Assignment
Isolate every line in the data with the string "true" and copy it.

---------- Information supplied ----------

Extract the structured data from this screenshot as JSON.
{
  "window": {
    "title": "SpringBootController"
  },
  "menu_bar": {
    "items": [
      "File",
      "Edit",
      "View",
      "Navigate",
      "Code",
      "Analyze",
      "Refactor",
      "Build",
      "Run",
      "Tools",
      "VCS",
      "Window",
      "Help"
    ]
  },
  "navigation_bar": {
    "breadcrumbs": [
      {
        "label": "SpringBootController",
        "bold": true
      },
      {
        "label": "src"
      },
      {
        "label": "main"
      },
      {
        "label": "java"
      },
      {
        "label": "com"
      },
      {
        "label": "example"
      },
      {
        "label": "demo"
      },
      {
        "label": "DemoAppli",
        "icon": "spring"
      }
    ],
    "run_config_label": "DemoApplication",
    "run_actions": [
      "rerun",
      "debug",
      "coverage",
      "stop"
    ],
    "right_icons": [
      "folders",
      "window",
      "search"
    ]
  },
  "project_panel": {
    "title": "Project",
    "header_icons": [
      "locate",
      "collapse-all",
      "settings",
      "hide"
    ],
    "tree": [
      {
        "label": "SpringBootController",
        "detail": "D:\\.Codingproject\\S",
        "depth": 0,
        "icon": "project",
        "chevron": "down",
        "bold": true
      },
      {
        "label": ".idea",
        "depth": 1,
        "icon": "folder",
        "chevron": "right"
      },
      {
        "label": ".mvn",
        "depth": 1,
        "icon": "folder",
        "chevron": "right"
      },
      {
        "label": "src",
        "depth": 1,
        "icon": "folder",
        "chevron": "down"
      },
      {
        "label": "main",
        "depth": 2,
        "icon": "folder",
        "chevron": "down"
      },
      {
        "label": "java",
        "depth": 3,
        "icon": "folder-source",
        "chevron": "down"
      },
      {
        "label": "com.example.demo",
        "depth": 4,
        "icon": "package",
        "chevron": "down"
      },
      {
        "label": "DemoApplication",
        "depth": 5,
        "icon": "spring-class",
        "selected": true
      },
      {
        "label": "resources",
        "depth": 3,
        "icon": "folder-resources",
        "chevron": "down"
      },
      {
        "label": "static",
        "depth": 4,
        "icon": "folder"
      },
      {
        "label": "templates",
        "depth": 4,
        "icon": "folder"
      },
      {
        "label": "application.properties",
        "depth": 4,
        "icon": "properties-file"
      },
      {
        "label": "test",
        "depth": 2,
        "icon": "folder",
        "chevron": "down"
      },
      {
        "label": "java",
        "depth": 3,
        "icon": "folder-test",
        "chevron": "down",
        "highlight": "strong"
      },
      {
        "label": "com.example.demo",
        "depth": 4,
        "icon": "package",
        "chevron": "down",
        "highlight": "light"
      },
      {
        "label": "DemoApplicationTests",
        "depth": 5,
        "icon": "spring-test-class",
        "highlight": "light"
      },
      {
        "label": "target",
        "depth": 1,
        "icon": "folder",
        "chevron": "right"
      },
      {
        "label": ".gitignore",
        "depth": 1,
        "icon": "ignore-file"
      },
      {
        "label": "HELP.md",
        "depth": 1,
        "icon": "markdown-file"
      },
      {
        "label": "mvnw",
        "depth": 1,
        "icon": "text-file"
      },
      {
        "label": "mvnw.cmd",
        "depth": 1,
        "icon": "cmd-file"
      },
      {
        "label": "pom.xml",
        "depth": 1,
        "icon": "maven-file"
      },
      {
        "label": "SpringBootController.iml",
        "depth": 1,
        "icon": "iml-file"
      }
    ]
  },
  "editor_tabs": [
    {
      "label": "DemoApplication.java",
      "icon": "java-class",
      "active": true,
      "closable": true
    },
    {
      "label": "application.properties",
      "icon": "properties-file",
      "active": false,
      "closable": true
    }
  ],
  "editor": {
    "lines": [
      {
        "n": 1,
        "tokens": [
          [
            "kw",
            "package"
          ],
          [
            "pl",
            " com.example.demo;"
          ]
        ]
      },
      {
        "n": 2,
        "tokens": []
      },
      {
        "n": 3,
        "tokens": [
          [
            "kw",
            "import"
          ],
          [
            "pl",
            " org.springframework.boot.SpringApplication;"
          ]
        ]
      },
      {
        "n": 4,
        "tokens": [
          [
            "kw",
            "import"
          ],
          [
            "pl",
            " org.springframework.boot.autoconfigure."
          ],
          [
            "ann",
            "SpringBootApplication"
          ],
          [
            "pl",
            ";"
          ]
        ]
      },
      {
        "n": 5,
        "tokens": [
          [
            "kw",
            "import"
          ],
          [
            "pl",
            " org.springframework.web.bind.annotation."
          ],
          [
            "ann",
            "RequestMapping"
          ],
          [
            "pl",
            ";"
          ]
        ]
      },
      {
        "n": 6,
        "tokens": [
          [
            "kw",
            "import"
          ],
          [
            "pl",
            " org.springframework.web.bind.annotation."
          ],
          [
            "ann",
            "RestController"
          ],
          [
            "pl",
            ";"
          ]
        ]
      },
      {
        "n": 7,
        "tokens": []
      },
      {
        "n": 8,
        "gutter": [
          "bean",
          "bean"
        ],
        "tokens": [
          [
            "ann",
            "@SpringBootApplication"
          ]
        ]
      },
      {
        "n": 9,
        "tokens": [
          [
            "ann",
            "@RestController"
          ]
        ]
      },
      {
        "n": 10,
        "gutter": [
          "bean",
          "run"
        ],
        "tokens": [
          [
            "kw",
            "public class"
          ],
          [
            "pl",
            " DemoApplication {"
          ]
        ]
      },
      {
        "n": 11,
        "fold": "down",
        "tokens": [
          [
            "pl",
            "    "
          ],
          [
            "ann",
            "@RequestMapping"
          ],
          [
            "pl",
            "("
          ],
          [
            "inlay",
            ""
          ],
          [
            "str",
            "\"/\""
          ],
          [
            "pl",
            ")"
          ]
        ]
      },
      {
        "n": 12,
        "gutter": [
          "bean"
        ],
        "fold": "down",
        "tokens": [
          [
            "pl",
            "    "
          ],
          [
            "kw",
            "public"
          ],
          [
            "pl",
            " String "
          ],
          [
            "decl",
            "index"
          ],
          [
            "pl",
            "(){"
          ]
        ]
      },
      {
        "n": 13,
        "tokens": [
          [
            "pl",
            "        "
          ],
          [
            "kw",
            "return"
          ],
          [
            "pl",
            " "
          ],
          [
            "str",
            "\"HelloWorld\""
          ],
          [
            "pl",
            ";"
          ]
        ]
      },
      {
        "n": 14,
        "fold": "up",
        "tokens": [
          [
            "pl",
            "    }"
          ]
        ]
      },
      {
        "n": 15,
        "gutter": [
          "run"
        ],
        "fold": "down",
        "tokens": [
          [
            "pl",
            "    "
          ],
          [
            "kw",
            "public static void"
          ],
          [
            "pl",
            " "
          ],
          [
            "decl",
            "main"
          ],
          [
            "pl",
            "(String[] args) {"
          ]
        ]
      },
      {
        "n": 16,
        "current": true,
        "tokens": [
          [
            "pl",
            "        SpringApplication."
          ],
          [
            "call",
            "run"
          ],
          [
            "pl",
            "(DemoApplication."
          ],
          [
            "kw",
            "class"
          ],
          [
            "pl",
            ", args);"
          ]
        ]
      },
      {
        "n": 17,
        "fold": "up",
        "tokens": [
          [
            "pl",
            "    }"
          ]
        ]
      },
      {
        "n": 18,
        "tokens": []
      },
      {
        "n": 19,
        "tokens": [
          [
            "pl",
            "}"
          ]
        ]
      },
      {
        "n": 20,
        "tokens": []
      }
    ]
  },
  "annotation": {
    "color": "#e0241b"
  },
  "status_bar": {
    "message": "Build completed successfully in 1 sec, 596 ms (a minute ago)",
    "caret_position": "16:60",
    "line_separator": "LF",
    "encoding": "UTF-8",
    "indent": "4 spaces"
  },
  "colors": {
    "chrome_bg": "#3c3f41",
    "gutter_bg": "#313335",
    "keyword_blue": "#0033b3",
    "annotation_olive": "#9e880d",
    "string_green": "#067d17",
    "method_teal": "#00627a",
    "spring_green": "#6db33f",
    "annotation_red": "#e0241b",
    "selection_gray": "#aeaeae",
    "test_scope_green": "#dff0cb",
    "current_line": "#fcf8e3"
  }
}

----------

Output of the exercise
        "bold": true
        "bold": true
        "selected": true
      "active": true,
      "closable": true
      "closable": true
        "current": true,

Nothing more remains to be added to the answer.